Susan Paparella, Vice President at the Institute for Safe Medication Practices (ISMP) has stated, “One of the big problems with automated dispensing cabinets is that sometimes staff are overriding without having an order. There’s no verbal order written down, or they’re anticipating an order, so they get the drug from the cabinet.”1

Review of Orders

The challenge with ADCs is to reduce medication overrides in nonurgent situations and to avoid administering medications from orders not reviewed by a pharmacist.

The Joint Commission has established Standard Medication Management practices (The Joint Commission Standard Medication Management 4.10 – MM.4.10) that require pharmacist review of all medication orders before dispensing a medication, removing it from floor stock, or removing it from an automated storage and distribution device. There are exceptions to this rule when a licensed independent practitioner controls the ordering, preparation, and administration of the medication as well as in urgent situations when a delay of administering the medication would harm the patient.

The Joint Commission, Centers for Medicare and Medicaid Services (CMS), individual state boards of pharmacy and other accreditation bodies are more strictly enforcing first dose review of orders. To meet these rules and regulations, healthcare facilities without 24/7 pharmacists on staff should engage high-quality, affordable telepharmacy solutions.

CPS Telepharmacy Provides Pharmacist Review of Orders 24/7

CPS Telepharmacy offers affordable remote pharmacy coverage from licensed pharmacists 24/7. CPS Telepharmacy remote pharmacists provide review of medication orders prior to administration that reduces the incidence of nursing overrides and the risk of medication errors and costly ADEs.

CPS Telepharmacy:

  • Processes 3 million medication orders a year
  • Intervenes on  200 medication orders daily 
  • Catches medication errors 3.6 times a day
  • Averages 45% reduction in pharmacy operating costs

By operating as a seamless extension of the hospital’s own pharmacy, CPS Telepharmacy reduces readmissions, lowers healthcare costs, improves clinical outcomes, and decreases ADEs while preserving a high level of patient care.

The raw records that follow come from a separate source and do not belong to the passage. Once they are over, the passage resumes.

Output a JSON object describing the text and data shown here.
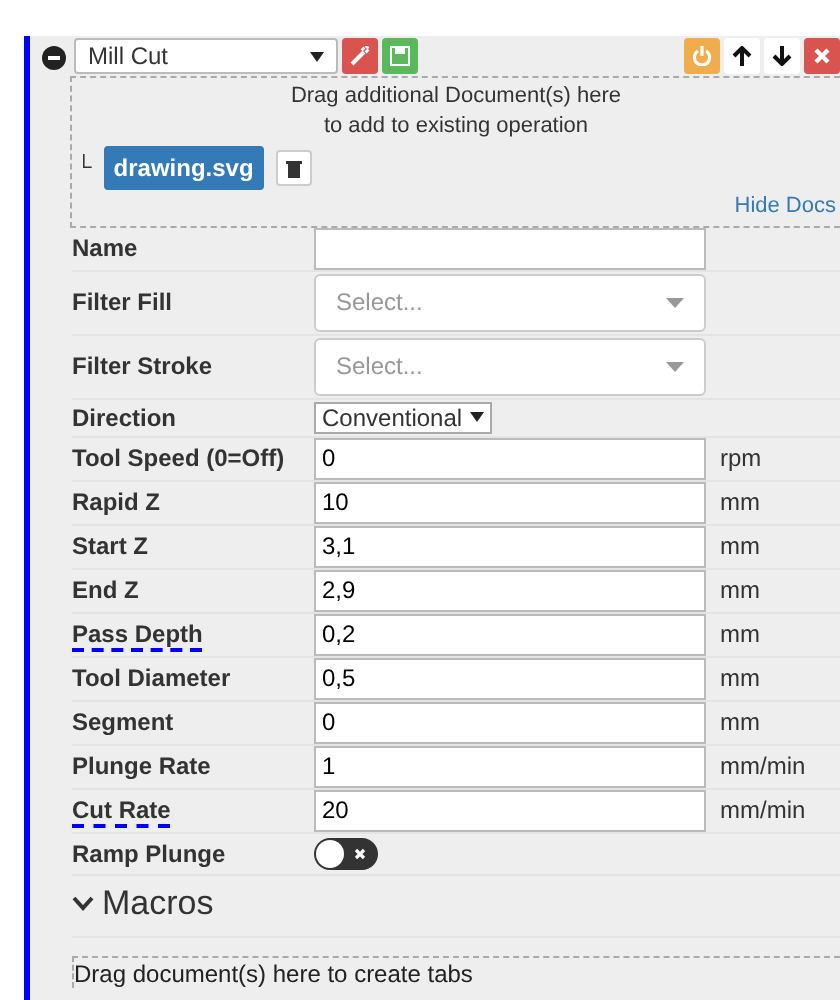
{
  "operation": {
    "type": "Mill Cut",
    "expanded": true
  },
  "docs_drop": {
    "line_1": "Drag additional Document(s) here",
    "line_2": "to add to existing operation",
    "tree_mark": "└",
    "documents": [
      "drawing.svg"
    ],
    "hide_link": "Hide Docs"
  },
  "fields": [
    {
      "kind": "text",
      "label": "Name",
      "underlined": false
    },
    {
      "kind": "select",
      "label": "Filter Fill",
      "underlined": false,
      "placeholder": "Select..."
    },
    {
      "kind": "select",
      "label": "Filter Stroke",
      "underlined": false,
      "placeholder": "Select..."
    },
    {
      "kind": "dropdown",
      "label": "Direction",
      "underlined": false,
      "value": "Conventional"
    },
    {
      "kind": "text",
      "label": "Tool Speed (0=Off)",
      "underlined": false,
      "value": "0",
      "unit": "rpm"
    },
    {
      "kind": "text",
      "label": "Rapid Z",
      "underlined": false,
      "value": "10",
      "unit": "mm"
    },
    {
      "kind": "text",
      "label": "Start Z",
      "underlined": false,
      "value": "3,1",
      "unit": "mm"
    },
    {
      "kind": "text",
      "label": "End Z",
      "underlined": false,
      "value": "2,9",
      "unit": "mm"
    },
    {
      "kind": "text",
      "label": "Pass Depth",
      "underlined": true,
      "value": "0,2",
      "unit": "mm"
    },
    {
      "kind": "text",
      "label": "Tool Diameter",
      "underlined": false,
      "value": "0,5",
      "unit": "mm"
    },
    {
      "kind": "text",
      "label": "Segment",
      "underlined": false,
      "value": "0",
      "unit": "mm"
    },
    {
      "kind": "text",
      "label": "Plunge Rate",
      "underlined": false,
      "value": "1",
      "unit": "mm/min"
    },
    {
      "kind": "text",
      "label": "Cut Rate",
      "underlined": true,
      "value": "20",
      "unit": "mm/min"
    },
    {
      "kind": "toggle",
      "label": "Ramp Plunge",
      "underlined": false,
      "on": false
    }
  ],
  "macros": {
    "label": "Macros",
    "expanded": false
  },
  "tabs_drop": {
    "text": "Drag document(s) here to create tabs"
  }
}
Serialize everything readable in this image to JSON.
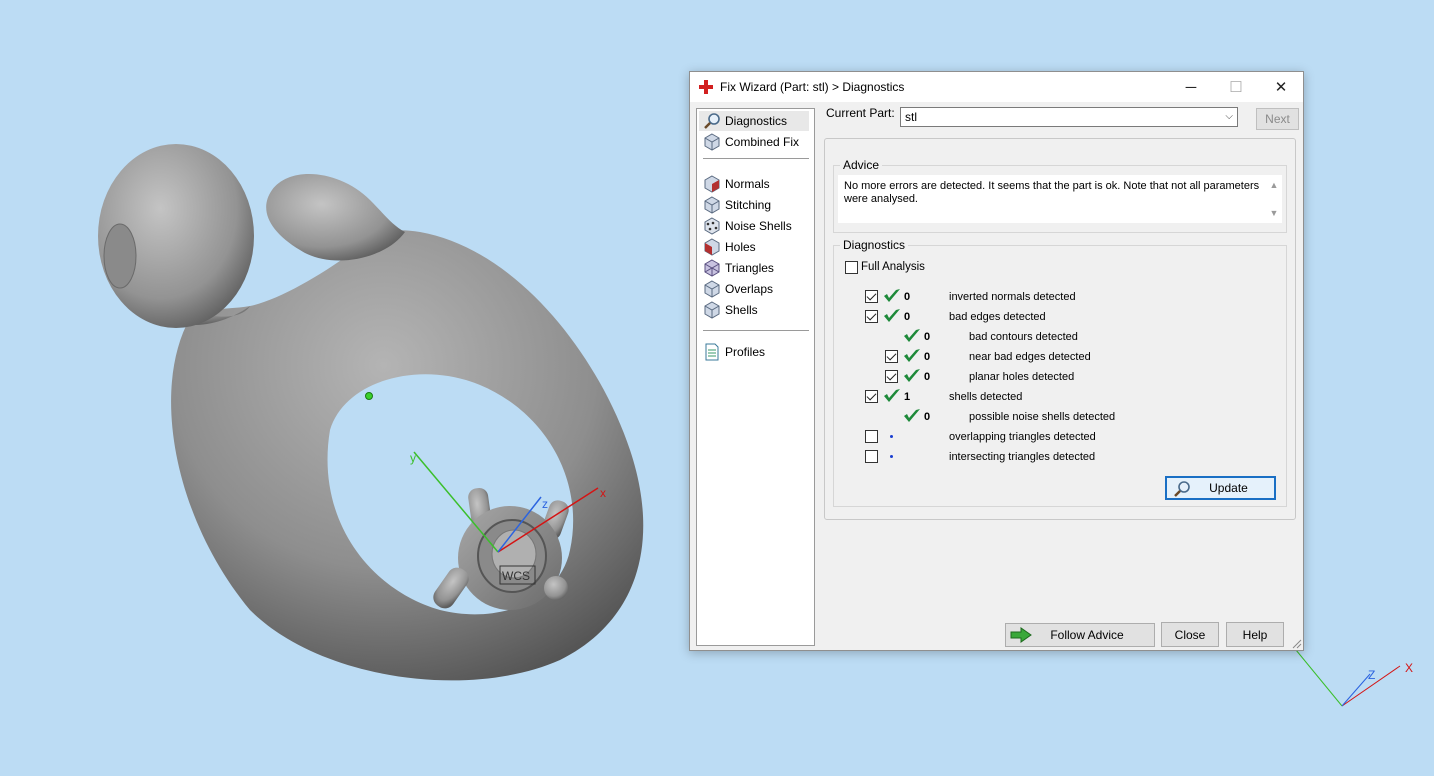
{
  "viewport": {
    "wcs_label": "WCS",
    "axis_x": "x",
    "axis_y": "y",
    "axis_z": "z",
    "mini_axis_x": "X",
    "mini_axis_z": "Z"
  },
  "dialog": {
    "title": "Fix Wizard (Part: stl) > Diagnostics",
    "window_buttons": {
      "minimize": "─",
      "maximize": "☐",
      "close": "✕"
    },
    "nav": {
      "items": [
        {
          "label": "Diagnostics",
          "icon": "magnifier-icon"
        },
        {
          "label": "Combined Fix",
          "icon": "cube-icon"
        },
        {
          "label": "Normals",
          "icon": "normals-cube-icon"
        },
        {
          "label": "Stitching",
          "icon": "stitching-cube-icon"
        },
        {
          "label": "Noise Shells",
          "icon": "noise-shells-icon"
        },
        {
          "label": "Holes",
          "icon": "holes-cube-icon"
        },
        {
          "label": "Triangles",
          "icon": "triangles-cube-icon"
        },
        {
          "label": "Overlaps",
          "icon": "overlaps-cube-icon"
        },
        {
          "label": "Shells",
          "icon": "shells-cube-icon"
        },
        {
          "label": "Profiles",
          "icon": "document-icon"
        }
      ]
    },
    "current_part_label": "Current Part:",
    "current_part_value": "stl",
    "next_label": "Next",
    "advice": {
      "title": "Advice",
      "text": "No more errors are detected. It seems that the part is ok. Note that not all parameters were analysed."
    },
    "diagnostics": {
      "title": "Diagnostics",
      "full_analysis_label": "Full Analysis",
      "full_analysis_checked": false,
      "rows": [
        {
          "checkbox": true,
          "checked": true,
          "status": "ok",
          "count": "0",
          "label": "inverted normals detected",
          "indent": 0
        },
        {
          "checkbox": true,
          "checked": true,
          "status": "ok",
          "count": "0",
          "label": "bad edges detected",
          "indent": 0
        },
        {
          "checkbox": false,
          "checked": false,
          "status": "ok",
          "count": "0",
          "label": "bad contours detected",
          "indent": 1
        },
        {
          "checkbox": true,
          "checked": true,
          "status": "ok",
          "count": "0",
          "label": "near bad edges detected",
          "indent": 1
        },
        {
          "checkbox": true,
          "checked": true,
          "status": "ok",
          "count": "0",
          "label": "planar holes detected",
          "indent": 1
        },
        {
          "checkbox": true,
          "checked": true,
          "status": "ok",
          "count": "1",
          "label": "shells detected",
          "indent": 0
        },
        {
          "checkbox": false,
          "checked": false,
          "status": "ok",
          "count": "0",
          "label": "possible noise shells detected",
          "indent": 1
        },
        {
          "checkbox": true,
          "checked": false,
          "status": "unknown",
          "count": "",
          "label": "overlapping triangles detected",
          "indent": 0
        },
        {
          "checkbox": true,
          "checked": false,
          "status": "unknown",
          "count": "",
          "label": "intersecting triangles detected",
          "indent": 0
        }
      ]
    },
    "update_label": "Update",
    "follow_advice_label": "Follow Advice",
    "close_label": "Close",
    "help_label": "Help"
  },
  "colors": {
    "background": "#bcdcf4",
    "ok_check": "#1e8a3a",
    "accent": "#1a6fc4",
    "model": "#8e8e8e"
  }
}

To learn more about how CPS Telepharmacy can support your pharmacy operations, visit:


1. Joint Commission Eyes Overrides of Dispensing Cabinets. Accessed 1.06.20.

Posted: Friday, April 17, 2020

Tags: Blog